*Excerpts from a dataset:*
= = = =

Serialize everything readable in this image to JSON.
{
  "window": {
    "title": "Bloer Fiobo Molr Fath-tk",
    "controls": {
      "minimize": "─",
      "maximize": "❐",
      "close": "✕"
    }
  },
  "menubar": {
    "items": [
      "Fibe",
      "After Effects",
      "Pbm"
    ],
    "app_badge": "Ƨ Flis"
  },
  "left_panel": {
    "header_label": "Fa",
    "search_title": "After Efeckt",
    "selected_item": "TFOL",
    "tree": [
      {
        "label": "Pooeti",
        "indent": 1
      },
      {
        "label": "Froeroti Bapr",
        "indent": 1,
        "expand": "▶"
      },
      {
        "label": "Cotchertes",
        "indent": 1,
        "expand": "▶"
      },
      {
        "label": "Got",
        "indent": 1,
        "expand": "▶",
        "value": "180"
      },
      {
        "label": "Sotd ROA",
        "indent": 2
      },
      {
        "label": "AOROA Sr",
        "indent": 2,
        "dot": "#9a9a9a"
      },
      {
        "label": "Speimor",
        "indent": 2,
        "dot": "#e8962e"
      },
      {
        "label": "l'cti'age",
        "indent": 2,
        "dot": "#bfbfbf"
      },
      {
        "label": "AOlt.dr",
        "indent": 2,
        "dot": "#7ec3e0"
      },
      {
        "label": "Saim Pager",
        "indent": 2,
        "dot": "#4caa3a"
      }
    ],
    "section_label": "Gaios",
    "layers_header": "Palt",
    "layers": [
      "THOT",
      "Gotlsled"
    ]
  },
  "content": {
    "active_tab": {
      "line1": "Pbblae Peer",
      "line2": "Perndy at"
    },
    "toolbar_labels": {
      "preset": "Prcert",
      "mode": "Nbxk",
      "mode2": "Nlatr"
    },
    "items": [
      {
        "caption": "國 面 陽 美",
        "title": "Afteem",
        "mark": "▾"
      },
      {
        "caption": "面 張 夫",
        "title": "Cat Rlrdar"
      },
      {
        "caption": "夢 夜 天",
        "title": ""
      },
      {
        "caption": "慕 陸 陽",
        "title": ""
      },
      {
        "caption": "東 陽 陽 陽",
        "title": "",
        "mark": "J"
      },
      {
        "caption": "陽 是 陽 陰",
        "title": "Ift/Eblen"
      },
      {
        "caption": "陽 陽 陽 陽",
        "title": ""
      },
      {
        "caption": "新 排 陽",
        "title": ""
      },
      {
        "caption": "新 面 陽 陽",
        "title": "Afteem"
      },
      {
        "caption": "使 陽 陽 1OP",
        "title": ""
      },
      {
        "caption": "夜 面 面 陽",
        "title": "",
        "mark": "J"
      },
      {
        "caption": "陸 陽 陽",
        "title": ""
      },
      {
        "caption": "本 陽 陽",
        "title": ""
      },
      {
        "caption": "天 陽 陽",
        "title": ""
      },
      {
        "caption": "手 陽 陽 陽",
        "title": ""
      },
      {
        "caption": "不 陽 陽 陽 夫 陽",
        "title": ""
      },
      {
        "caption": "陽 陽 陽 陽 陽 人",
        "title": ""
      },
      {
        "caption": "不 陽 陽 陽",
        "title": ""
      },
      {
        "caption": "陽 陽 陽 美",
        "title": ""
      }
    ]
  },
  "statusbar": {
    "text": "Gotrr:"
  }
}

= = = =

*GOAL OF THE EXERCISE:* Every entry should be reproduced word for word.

*SOLUTION TO THE PROBLEM:*
Serialize everything readable in this image to JSON.
{
  "window": {
    "title": "Bloer Fiobo Molr Fath-tk",
    "controls": {
      "minimize": "─",
      "maximize": "❐",
      "close": "✕"
    }
  },
  "menubar": {
    "items": [
      "Fibe",
      "After Effects",
      "Pbm"
    ],
    "app_badge": "Ƨ Flis"
  },
  "left_panel": {
    "header_label": "Fa",
    "search_title": "After Efeckt",
    "selected_item": "TFOL",
    "tree": [
      {
        "label": "Pooeti",
        "indent": 1
      },
      {
        "label": "Froeroti Bapr",
        "indent": 1,
        "expand": "▶"
      },
      {
        "label": "Cotchertes",
        "indent": 1,
        "expand": "▶"
      },
      {
        "label": "Got",
        "indent": 1,
        "expand": "▶",
        "value": "180"
      },
      {
        "label": "Sotd ROA",
        "indent": 2
      },
      {
        "label": "AOROA Sr",
        "indent": 2,
        "dot": "#9a9a9a"
      },
      {
        "label": "Speimor",
        "indent": 2,
        "dot": "#e8962e"
      },
      {
        "label": "l'cti'age",
        "indent": 2,
        "dot": "#bfbfbf"
      },
      {
        "label": "AOlt.dr",
        "indent": 2,
        "dot": "#7ec3e0"
      },
      {
        "label": "Saim Pager",
        "indent": 2,
        "dot": "#4caa3a"
      }
    ],
    "section_label": "Gaios",
    "layers_header": "Palt",
    "layers": [
      "THOT",
      "Gotlsled"
    ]
  },
  "content": {
    "active_tab": {
      "line1": "Pbblae Peer",
      "line2": "Perndy at"
    },
    "toolbar_labels": {
      "preset": "Prcert",
      "mode": "Nbxk",
      "mode2": "Nlatr"
    },
    "items": [
      {
        "caption": "國 面 陽 美",
        "title": "Afteem",
        "mark": "▾"
      },
      {
        "caption": "面 張 夫",
        "title": "Cat Rlrdar"
      },
      {
        "caption": "夢 夜 天",
        "title": ""
      },
      {
        "caption": "慕 陸 陽",
        "title": ""
      },
      {
        "caption": "東 陽 陽 陽",
        "title": "",
        "mark": "J"
      },
      {
        "caption": "陽 是 陽 陰",
        "title": "Ift/Eblen"
      },
      {
        "caption": "陽 陽 陽 陽",
        "title": ""
      },
      {
        "caption": "新 排 陽",
        "title": ""
      },
      {
        "caption": "新 面 陽 陽",
        "title": "Afteem"
      },
      {
        "caption": "使 陽 陽 1OP",
        "title": ""
      },
      {
        "caption": "夜 面 面 陽",
        "title": "",
        "mark": "J"
      },
      {
        "caption": "陸 陽 陽",
        "title": ""
      },
      {
        "caption": "本 陽 陽",
        "title": ""
      },
      {
        "caption": "天 陽 陽",
        "title": ""
      },
      {
        "caption": "手 陽 陽 陽",
        "title": ""
      },
      {
        "caption": "不 陽 陽 陽 夫 陽",
        "title": ""
      },
      {
        "caption": "陽 陽 陽 陽 陽 人",
        "title": ""
      },
      {
        "caption": "不 陽 陽 陽",
        "title": ""
      },
      {
        "caption": "陽 陽 陽 美",
        "title": ""
      }
    ]
  },
  "statusbar": {
    "text": "Gotrr:"
  }
}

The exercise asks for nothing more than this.